(Component data from apps and pages)
'''

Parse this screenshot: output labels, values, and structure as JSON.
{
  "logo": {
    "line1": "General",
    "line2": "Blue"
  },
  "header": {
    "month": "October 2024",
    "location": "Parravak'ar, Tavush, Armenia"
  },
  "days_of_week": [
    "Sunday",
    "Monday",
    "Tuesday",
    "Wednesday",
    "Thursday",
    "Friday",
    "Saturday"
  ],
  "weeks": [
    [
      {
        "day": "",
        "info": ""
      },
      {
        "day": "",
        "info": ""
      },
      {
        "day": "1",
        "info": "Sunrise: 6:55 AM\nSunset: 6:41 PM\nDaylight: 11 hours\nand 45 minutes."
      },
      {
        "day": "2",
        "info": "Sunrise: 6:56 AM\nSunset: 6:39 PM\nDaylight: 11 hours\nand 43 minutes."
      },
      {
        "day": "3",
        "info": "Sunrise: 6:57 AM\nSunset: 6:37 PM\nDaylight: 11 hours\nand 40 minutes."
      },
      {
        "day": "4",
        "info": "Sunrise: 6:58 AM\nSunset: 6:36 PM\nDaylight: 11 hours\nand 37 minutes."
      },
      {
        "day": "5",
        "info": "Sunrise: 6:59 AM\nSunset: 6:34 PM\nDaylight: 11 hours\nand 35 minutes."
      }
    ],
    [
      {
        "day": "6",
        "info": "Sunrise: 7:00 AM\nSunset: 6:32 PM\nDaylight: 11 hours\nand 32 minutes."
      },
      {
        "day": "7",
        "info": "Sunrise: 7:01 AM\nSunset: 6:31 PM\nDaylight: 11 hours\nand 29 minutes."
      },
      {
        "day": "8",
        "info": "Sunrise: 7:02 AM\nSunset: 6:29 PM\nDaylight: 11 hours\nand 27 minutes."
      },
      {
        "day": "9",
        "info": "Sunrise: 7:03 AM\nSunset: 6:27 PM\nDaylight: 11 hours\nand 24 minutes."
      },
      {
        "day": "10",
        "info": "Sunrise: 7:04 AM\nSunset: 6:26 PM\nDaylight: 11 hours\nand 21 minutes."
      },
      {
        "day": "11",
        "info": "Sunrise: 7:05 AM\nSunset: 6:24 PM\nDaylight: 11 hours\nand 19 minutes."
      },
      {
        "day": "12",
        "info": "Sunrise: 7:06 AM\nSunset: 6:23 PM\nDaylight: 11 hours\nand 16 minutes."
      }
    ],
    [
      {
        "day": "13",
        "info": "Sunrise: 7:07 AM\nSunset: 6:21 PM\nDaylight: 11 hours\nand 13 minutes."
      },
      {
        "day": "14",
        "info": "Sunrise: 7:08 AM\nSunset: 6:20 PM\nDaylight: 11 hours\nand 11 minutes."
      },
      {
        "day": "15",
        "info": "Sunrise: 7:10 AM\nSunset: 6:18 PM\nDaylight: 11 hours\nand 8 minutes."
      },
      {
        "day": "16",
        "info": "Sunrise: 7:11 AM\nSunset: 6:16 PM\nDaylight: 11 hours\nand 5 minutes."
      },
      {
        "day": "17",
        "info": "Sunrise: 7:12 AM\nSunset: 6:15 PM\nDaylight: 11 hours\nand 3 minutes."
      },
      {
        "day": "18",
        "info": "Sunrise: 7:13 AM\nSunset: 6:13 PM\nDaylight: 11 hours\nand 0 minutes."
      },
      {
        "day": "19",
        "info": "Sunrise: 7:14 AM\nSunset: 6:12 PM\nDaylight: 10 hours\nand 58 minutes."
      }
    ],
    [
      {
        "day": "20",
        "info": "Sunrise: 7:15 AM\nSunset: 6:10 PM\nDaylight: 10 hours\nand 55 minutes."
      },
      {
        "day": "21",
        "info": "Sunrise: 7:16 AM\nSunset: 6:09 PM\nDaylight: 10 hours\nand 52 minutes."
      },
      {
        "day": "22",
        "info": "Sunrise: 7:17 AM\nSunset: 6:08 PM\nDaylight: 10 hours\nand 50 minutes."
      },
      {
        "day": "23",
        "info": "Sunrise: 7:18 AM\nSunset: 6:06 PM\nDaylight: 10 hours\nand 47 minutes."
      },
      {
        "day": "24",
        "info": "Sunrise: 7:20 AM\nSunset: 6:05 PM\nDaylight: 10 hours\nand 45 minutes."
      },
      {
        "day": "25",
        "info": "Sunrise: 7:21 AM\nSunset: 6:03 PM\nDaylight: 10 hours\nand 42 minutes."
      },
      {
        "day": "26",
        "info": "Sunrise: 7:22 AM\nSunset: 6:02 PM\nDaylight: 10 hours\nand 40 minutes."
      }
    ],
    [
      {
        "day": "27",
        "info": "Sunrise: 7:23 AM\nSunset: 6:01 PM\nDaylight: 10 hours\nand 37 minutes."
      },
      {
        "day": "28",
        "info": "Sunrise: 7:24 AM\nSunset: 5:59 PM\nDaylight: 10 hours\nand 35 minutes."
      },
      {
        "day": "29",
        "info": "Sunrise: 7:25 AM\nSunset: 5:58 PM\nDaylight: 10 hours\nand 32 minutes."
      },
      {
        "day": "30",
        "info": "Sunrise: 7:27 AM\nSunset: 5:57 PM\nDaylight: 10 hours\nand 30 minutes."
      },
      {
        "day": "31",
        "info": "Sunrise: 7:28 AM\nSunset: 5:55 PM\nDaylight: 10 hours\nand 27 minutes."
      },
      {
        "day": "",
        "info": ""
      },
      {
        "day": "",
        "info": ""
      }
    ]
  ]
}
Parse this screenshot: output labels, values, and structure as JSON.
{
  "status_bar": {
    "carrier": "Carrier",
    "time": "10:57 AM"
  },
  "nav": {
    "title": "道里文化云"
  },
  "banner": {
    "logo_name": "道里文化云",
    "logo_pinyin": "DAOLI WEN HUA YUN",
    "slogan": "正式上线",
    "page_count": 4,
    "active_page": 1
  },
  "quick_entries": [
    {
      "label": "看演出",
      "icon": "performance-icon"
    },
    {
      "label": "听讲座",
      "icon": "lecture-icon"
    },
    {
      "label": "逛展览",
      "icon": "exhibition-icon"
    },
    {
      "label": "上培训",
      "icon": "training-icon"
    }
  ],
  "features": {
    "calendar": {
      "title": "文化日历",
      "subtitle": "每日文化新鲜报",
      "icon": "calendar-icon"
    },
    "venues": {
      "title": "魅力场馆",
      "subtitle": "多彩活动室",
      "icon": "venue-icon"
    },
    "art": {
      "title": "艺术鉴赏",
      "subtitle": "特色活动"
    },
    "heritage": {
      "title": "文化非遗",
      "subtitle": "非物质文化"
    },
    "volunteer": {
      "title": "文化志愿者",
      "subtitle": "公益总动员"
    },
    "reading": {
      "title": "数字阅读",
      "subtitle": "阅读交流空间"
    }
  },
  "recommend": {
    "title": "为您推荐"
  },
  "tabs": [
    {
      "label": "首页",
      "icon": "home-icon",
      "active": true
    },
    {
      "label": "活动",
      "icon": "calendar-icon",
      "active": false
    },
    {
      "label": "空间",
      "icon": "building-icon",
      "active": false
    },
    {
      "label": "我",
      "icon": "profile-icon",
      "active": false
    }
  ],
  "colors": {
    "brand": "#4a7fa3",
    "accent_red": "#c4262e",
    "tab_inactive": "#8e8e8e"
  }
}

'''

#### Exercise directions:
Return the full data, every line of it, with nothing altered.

#### Response to the task:
Parse this screenshot: output labels, values, and structure as JSON.
{
  "logo": {
    "line1": "General",
    "line2": "Blue"
  },
  "header": {
    "month": "October 2024",
    "location": "Parravak'ar, Tavush, Armenia"
  },
  "days_of_week": [
    "Sunday",
    "Monday",
    "Tuesday",
    "Wednesday",
    "Thursday",
    "Friday",
    "Saturday"
  ],
  "weeks": [
    [
      {
        "day": "",
        "info": ""
      },
      {
        "day": "",
        "info": ""
      },
      {
        "day": "1",
        "info": "Sunrise: 6:55 AM\nSunset: 6:41 PM\nDaylight: 11 hours\nand 45 minutes."
      },
      {
        "day": "2",
        "info": "Sunrise: 6:56 AM\nSunset: 6:39 PM\nDaylight: 11 hours\nand 43 minutes."
      },
      {
        "day": "3",
        "info": "Sunrise: 6:57 AM\nSunset: 6:37 PM\nDaylight: 11 hours\nand 40 minutes."
      },
      {
        "day": "4",
        "info": "Sunrise: 6:58 AM\nSunset: 6:36 PM\nDaylight: 11 hours\nand 37 minutes."
      },
      {
        "day": "5",
        "info": "Sunrise: 6:59 AM\nSunset: 6:34 PM\nDaylight: 11 hours\nand 35 minutes."
      }
    ],
    [
      {
        "day": "6",
        "info": "Sunrise: 7:00 AM\nSunset: 6:32 PM\nDaylight: 11 hours\nand 32 minutes."
      },
      {
        "day": "7",
        "info": "Sunrise: 7:01 AM\nSunset: 6:31 PM\nDaylight: 11 hours\nand 29 minutes."
      },
      {
        "day": "8",
        "info": "Sunrise: 7:02 AM\nSunset: 6:29 PM\nDaylight: 11 hours\nand 27 minutes."
      },
      {
        "day": "9",
        "info": "Sunrise: 7:03 AM\nSunset: 6:27 PM\nDaylight: 11 hours\nand 24 minutes."
      },
      {
        "day": "10",
        "info": "Sunrise: 7:04 AM\nSunset: 6:26 PM\nDaylight: 11 hours\nand 21 minutes."
      },
      {
        "day": "11",
        "info": "Sunrise: 7:05 AM\nSunset: 6:24 PM\nDaylight: 11 hours\nand 19 minutes."
      },
      {
        "day": "12",
        "info": "Sunrise: 7:06 AM\nSunset: 6:23 PM\nDaylight: 11 hours\nand 16 minutes."
      }
    ],
    [
      {
        "day": "13",
        "info": "Sunrise: 7:07 AM\nSunset: 6:21 PM\nDaylight: 11 hours\nand 13 minutes."
      },
      {
        "day": "14",
        "info": "Sunrise: 7:08 AM\nSunset: 6:20 PM\nDaylight: 11 hours\nand 11 minutes."
      },
      {
        "day": "15",
        "info": "Sunrise: 7:10 AM\nSunset: 6:18 PM\nDaylight: 11 hours\nand 8 minutes."
      },
      {
        "day": "16",
        "info": "Sunrise: 7:11 AM\nSunset: 6:16 PM\nDaylight: 11 hours\nand 5 minutes."
      },
      {
        "day": "17",
        "info": "Sunrise: 7:12 AM\nSunset: 6:15 PM\nDaylight: 11 hours\nand 3 minutes."
      },
      {
        "day": "18",
        "info": "Sunrise: 7:13 AM\nSunset: 6:13 PM\nDaylight: 11 hours\nand 0 minutes."
      },
      {
        "day": "19",
        "info": "Sunrise: 7:14 AM\nSunset: 6:12 PM\nDaylight: 10 hours\nand 58 minutes."
      }
    ],
    [
      {
        "day": "20",
        "info": "Sunrise: 7:15 AM\nSunset: 6:10 PM\nDaylight: 10 hours\nand 55 minutes."
      },
      {
        "day": "21",
        "info": "Sunrise: 7:16 AM\nSunset: 6:09 PM\nDaylight: 10 hours\nand 52 minutes."
      },
      {
        "day": "22",
        "info": "Sunrise: 7:17 AM\nSunset: 6:08 PM\nDaylight: 10 hours\nand 50 minutes."
      },
      {
        "day": "23",
        "info": "Sunrise: 7:18 AM\nSunset: 6:06 PM\nDaylight: 10 hours\nand 47 minutes."
      },
      {
        "day": "24",
        "info": "Sunrise: 7:20 AM\nSunset: 6:05 PM\nDaylight: 10 hours\nand 45 minutes."
      },
      {
        "day": "25",
        "info": "Sunrise: 7:21 AM\nSunset: 6:03 PM\nDaylight: 10 hours\nand 42 minutes."
      },
      {
        "day": "26",
        "info": "Sunrise: 7:22 AM\nSunset: 6:02 PM\nDaylight: 10 hours\nand 40 minutes."
      }
    ],
    [
      {
        "day": "27",
        "info": "Sunrise: 7:23 AM\nSunset: 6:01 PM\nDaylight: 10 hours\nand 37 minutes."
      },
      {
        "day": "28",
        "info": "Sunrise: 7:24 AM\nSunset: 5:59 PM\nDaylight: 10 hours\nand 35 minutes."
      },
      {
        "day": "29",
        "info": "Sunrise: 7:25 AM\nSunset: 5:58 PM\nDaylight: 10 hours\nand 32 minutes."
      },
      {
        "day": "30",
        "info": "Sunrise: 7:27 AM\nSunset: 5:57 PM\nDaylight: 10 hours\nand 30 minutes."
      },
      {
        "day": "31",
        "info": "Sunrise: 7:28 AM\nSunset: 5:55 PM\nDaylight: 10 hours\nand 27 minutes."
      },
      {
        "day": "",
        "info": ""
      },
      {
        "day": "",
        "info": ""
      }
    ]
  ]
}
Parse this screenshot: output labels, values, and structure as JSON.
{
  "status_bar": {
    "carrier": "Carrier",
    "time": "10:57 AM"
  },
  "nav": {
    "title": "道里文化云"
  },
  "banner": {
    "logo_name": "道里文化云",
    "logo_pinyin": "DAOLI WEN HUA YUN",
    "slogan": "正式上线",
    "page_count": 4,
    "active_page": 1
  },
  "quick_entries": [
    {
      "label": "看演出",
      "icon": "performance-icon"
    },
    {
      "label": "听讲座",
      "icon": "lecture-icon"
    },
    {
      "label": "逛展览",
      "icon": "exhibition-icon"
    },
    {
      "label": "上培训",
      "icon": "training-icon"
    }
  ],
  "features": {
    "calendar": {
      "title": "文化日历",
      "subtitle": "每日文化新鲜报",
      "icon": "calendar-icon"
    },
    "venues": {
      "title": "魅力场馆",
      "subtitle": "多彩活动室",
      "icon": "venue-icon"
    },
    "art": {
      "title": "艺术鉴赏",
      "subtitle": "特色活动"
    },
    "heritage": {
      "title": "文化非遗",
      "subtitle": "非物质文化"
    },
    "volunteer": {
      "title": "文化志愿者",
      "subtitle": "公益总动员"
    },
    "reading": {
      "title": "数字阅读",
      "subtitle": "阅读交流空间"
    }
  },
  "recommend": {
    "title": "为您推荐"
  },
  "tabs": [
    {
      "label": "首页",
      "icon": "home-icon",
      "active": true
    },
    {
      "label": "活动",
      "icon": "calendar-icon",
      "active": false
    },
    {
      "label": "空间",
      "icon": "building-icon",
      "active": false
    },
    {
      "label": "我",
      "icon": "profile-icon",
      "active": false
    }
  ],
  "colors": {
    "brand": "#4a7fa3",
    "accent_red": "#c4262e",
    "tab_inactive": "#8e8e8e"
  }
}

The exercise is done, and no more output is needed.